Lines to restate from the data below: from the one containing "Decode this image" to the one containing "Extract the structured", both included. Give them again exactly, and only them.

### INPUT FOR THIS TASK

Content starts

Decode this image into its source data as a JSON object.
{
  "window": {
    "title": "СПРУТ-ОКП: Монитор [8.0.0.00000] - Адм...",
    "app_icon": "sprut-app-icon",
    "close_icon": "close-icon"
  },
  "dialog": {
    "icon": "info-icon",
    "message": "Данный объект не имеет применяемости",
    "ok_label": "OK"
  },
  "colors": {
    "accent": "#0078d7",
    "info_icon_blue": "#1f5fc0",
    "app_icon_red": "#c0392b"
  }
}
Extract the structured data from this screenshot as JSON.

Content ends
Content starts

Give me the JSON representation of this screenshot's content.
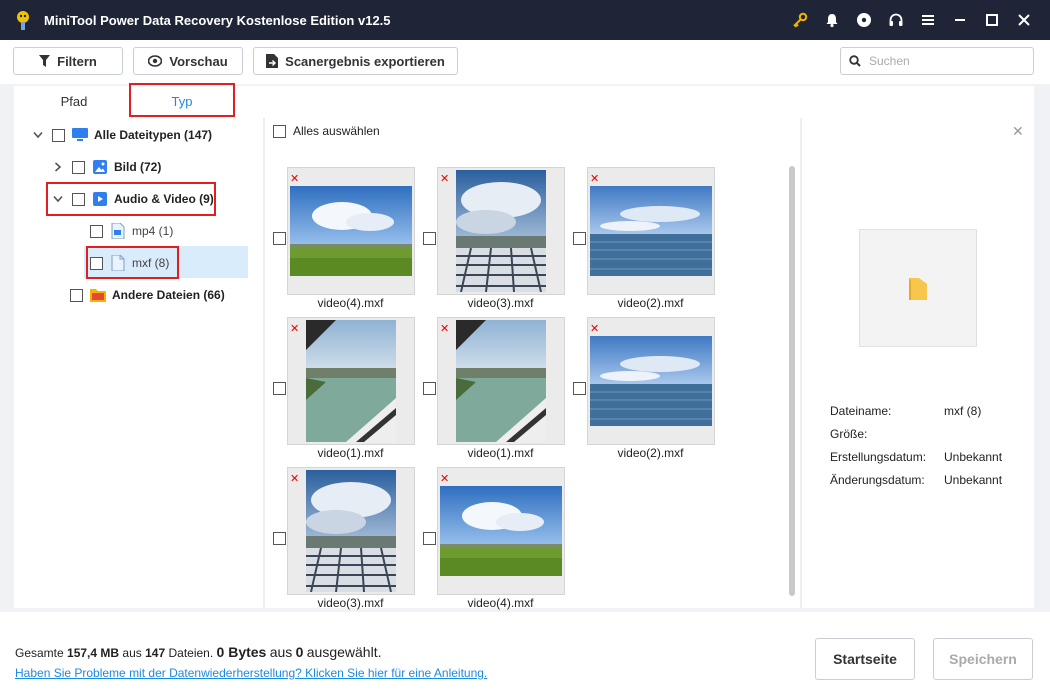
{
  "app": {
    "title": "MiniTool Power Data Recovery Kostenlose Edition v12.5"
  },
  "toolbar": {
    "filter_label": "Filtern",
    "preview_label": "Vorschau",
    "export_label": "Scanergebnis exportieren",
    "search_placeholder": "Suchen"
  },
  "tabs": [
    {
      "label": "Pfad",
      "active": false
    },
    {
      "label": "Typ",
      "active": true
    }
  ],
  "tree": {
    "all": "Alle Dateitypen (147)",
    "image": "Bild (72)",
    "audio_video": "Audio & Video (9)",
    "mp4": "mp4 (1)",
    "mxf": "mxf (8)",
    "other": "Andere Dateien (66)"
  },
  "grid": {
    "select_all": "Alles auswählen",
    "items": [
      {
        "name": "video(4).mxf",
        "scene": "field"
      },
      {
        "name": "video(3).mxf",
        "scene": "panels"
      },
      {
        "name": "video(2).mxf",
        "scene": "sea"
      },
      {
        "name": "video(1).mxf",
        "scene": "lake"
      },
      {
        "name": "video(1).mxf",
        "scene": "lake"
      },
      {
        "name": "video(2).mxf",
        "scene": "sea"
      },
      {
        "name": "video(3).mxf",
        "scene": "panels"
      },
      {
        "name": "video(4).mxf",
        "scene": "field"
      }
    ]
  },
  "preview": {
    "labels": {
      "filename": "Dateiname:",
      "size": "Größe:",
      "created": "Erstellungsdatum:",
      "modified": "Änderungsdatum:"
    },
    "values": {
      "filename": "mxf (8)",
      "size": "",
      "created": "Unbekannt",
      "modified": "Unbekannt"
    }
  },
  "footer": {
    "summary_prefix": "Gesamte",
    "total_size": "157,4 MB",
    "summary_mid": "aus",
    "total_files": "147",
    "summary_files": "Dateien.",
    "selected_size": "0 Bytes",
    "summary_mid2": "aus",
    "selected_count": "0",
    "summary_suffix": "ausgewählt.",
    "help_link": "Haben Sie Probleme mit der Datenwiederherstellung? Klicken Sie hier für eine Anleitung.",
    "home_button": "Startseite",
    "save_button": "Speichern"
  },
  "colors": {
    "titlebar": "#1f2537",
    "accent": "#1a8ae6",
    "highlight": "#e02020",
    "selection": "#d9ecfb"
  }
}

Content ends

### RESPONSE TO THE EXERCISE
Decode this image into its source data as a JSON object.
{
  "window": {
    "title": "СПРУТ-ОКП: Монитор [8.0.0.00000] - Адм...",
    "app_icon": "sprut-app-icon",
    "close_icon": "close-icon"
  },
  "dialog": {
    "icon": "info-icon",
    "message": "Данный объект не имеет применяемости",
    "ok_label": "OK"
  },
  "colors": {
    "accent": "#0078d7",
    "info_icon_blue": "#1f5fc0",
    "app_icon_red": "#c0392b"
  }
}
Extract the structured data from this screenshot as JSON.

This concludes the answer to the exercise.